Int J Sports Med 2019; 40(13): 856-862
DOI: 10.1055/a-0958-9548
Clinical Sciences
© Georg Thieme Verlag KG Stuttgart · New York

MRI Brain Changes After Marathon Running: Results of the Berlin Beat of Running Study

Juliane Herm
1  Department of Neurology, Charité, Universitätsmedizin Berlin, Berlin, Germany
2  Center for Stroke Research, Charité Universitätsmedizin Berlin, Berlin, Germany
,
Karl Georg Haeusler
3  Department of Neurology, Universitätsklinikum Würzburg, Würzburg, Germany
,
Claudia Kunze
2  Center for Stroke Research, Charité Universitätsmedizin Berlin, Berlin, Germany
,
Matthias Krüll
4  SMS Medical Institute Berlin GmbH, Berlin, Germany
5  SCC EVENTS GmbH, Berlin, Germany
,
Lars Brechtel
6  Carl Remigius Medical School, Physician Assistance, Hamburg, Germany
7  Berlin Academy of Sports Medicine, Sports Medicine, Berlin, Germany
,
Jürgen Lock
4  SMS Medical Institute Berlin GmbH, Berlin, Germany
5  SCC EVENTS GmbH, Berlin, Germany
,
Peter U. Heuschmann
8  Institute of Clinical Epidemiology and Biometry, University of Würzburg, Würzburg, Germany
9  Clinical Trial Center Würzburg, University of Würzburg, Würzburg, Germany
10  Comprehensive Heart Failure Center, University of Würzburg, Würzburg, Germany
,
Wilhelm Haverkamp
11  Department of Cardiology, Charité Universitätsmedizin Berlin, Campus Virchow-Klinikum, Berlin, Germany
,
Hauke Heekeren
12  Department of Education and Psychology, Freie Universität Berlin, Berlin, Germany
,
Thomas Liman
1  Department of Neurology, Charité, Universitätsmedizin Berlin, Berlin, Germany
2  Center for Stroke Research, Charité Universitätsmedizin Berlin, Berlin, Germany
,
Matthias Endres
1  Department of Neurology, Charité, Universitätsmedizin Berlin, Berlin, Germany
2  Center for Stroke Research, Charité Universitätsmedizin Berlin, Berlin, Germany
13  Charité Universitätsmedizin Berlin, German Center for Neurodegenerative Diseases (DZNE), Berlin, Germany
14  Charité Universitätsmedizin Berlin, Excellence Cluster NeuroCure, Berlin, Germany
15  German Center for Cardiovascular Research (DZHK), Berlin, Germany
,
Jochen B. Fiebach*
2  Center for Stroke Research, Charité Universitätsmedizin Berlin, Berlin, Germany
,
Gerhard Jan Jungehulsing*
16  Department of Neurology, Jüdisches Krankenhaus Berlin, Berlin, Germany
› Author Affiliations
Funding: The investigator-initiated Berlin Beat of Running Study was supported by the SCC EVENTS GmbH, Berlin and by an unrestricted study grant from Bayer HealthCare and Sanofi.
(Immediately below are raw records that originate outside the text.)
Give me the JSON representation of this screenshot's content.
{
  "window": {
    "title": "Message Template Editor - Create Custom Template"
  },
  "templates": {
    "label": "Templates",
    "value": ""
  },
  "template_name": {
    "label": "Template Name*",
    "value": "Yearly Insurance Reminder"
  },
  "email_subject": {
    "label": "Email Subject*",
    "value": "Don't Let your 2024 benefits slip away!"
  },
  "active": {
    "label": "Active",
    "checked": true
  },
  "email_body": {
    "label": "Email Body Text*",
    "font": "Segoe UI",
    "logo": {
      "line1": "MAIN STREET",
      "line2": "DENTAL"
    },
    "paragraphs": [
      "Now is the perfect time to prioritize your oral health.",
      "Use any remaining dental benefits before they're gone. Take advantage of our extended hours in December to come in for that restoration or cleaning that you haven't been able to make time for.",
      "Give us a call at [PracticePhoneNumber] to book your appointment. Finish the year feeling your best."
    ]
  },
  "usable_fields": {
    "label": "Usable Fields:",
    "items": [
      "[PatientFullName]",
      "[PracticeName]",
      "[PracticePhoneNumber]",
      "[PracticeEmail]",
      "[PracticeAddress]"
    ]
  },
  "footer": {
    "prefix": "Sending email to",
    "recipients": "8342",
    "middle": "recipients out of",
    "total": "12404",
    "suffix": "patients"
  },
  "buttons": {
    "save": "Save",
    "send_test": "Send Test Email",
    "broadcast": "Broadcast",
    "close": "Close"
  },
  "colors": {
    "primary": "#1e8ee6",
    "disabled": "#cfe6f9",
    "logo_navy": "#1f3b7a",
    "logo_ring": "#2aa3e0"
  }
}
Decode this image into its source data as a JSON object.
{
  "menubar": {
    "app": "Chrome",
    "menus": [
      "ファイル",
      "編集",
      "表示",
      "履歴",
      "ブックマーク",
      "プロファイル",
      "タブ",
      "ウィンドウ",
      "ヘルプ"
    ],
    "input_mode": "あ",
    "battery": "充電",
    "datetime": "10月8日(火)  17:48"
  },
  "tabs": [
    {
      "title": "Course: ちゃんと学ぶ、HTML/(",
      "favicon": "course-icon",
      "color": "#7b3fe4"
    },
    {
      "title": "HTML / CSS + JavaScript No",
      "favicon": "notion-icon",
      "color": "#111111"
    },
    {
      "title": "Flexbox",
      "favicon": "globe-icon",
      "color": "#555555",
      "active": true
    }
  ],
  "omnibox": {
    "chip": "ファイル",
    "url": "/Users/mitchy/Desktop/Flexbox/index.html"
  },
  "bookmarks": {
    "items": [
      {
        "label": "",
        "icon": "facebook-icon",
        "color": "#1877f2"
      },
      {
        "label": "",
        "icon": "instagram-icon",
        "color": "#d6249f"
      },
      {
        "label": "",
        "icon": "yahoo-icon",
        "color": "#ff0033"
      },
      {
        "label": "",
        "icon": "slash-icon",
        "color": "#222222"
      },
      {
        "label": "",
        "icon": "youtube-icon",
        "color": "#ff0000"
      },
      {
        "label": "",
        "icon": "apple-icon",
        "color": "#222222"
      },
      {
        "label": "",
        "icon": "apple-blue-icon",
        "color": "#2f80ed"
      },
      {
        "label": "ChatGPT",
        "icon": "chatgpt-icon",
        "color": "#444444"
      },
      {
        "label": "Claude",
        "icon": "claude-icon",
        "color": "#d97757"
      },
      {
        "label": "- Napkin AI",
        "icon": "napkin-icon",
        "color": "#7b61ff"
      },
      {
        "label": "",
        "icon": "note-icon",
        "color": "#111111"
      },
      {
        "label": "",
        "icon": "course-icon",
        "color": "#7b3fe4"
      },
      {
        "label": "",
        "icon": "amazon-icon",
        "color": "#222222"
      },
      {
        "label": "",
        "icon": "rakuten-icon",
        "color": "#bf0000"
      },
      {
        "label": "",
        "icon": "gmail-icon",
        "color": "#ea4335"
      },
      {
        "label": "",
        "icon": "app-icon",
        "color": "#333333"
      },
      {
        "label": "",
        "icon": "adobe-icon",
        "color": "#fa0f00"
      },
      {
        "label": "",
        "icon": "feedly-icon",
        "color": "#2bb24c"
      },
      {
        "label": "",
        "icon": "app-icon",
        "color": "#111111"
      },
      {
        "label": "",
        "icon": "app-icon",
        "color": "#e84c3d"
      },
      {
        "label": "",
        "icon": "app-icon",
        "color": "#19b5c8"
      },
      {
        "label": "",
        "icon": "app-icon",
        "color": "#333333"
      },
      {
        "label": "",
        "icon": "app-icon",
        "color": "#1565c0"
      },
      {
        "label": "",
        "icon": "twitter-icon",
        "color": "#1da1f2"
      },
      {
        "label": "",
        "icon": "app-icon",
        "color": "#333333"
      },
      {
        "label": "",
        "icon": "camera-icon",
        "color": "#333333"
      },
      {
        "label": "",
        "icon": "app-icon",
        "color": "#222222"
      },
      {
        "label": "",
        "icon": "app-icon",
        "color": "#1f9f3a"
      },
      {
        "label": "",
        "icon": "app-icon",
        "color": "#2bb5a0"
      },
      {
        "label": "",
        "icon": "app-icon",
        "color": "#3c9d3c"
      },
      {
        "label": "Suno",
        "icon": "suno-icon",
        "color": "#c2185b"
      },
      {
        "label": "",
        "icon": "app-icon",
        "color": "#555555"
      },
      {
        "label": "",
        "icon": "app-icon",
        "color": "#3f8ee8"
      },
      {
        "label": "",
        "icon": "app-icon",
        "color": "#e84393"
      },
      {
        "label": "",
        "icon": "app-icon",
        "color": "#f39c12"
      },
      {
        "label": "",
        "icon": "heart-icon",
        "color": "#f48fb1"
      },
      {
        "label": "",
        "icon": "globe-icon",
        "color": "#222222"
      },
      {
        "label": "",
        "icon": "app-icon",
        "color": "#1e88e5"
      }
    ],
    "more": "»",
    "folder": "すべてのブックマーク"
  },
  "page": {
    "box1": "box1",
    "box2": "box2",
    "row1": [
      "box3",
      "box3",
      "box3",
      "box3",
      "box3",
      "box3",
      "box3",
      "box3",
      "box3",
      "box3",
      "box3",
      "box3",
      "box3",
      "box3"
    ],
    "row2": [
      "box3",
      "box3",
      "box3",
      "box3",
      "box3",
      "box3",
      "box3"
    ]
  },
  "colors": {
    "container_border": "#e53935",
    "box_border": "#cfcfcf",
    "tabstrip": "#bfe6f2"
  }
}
The GETEMED AG (Teltow, Germany) provided the ECG-recorders and comprehensive technical support. KGH, JH, CK, JBF, ME and GJJ received funding from the Federal Ministry of Education and Research via the grant Center for Stroke Research Berlin (01 EO 0801). ME receives support from the Volkswagen-Stiftung. ME recieved funding from the German Research Foundation.

Clinical Trials Registration: clinicaltrials.gov NCT01428778
Further Information

Publication History



accepted 04 June 2019

Publication Date:
10 September 2019 (online)

Abstract

Several studies report neurological complications such as brain injury induced by ischemia or edema following exhaustive endurance sport. We aimed to detect the frequency of acute brain lesions after a marathon race. In the prospective observational Berlin Beat of Running study, 110 experienced endurance athletes underwent 3-Tesla brain MRI exams 2–3 days prior and within 2 days after a marathon run. MRI results were compared to an age- and sex-matched control group of 68 non-athletes, including the “Age-Related White Matter Changes” (ARWMC) scale to assess white matter lesions (WML) in the brain. 108 athletes (median age 48 years, 24% female, 8% with hypertension; 0% with diabetes) completed the race. No athlete reported neurological deficits, but a single acute ischemic lesion was detected in diffusion-weighted MRI after the race in one athlete. No other acute brain lesions compared to prior MRI were found. An ARWMC score ≥4 was found in 15% of athletes and 12% of non-athletic controls (p=0.7). Chronic ischemic lesions were not found in athletes but in four controls (6%) (p=0.02). In conclusion, acute ischemic brain lesions may be found in endurance runners. Every seventh endurance athlete and every ninth control showed evidence for substantial white matter lesions.

* Authors contributed equally.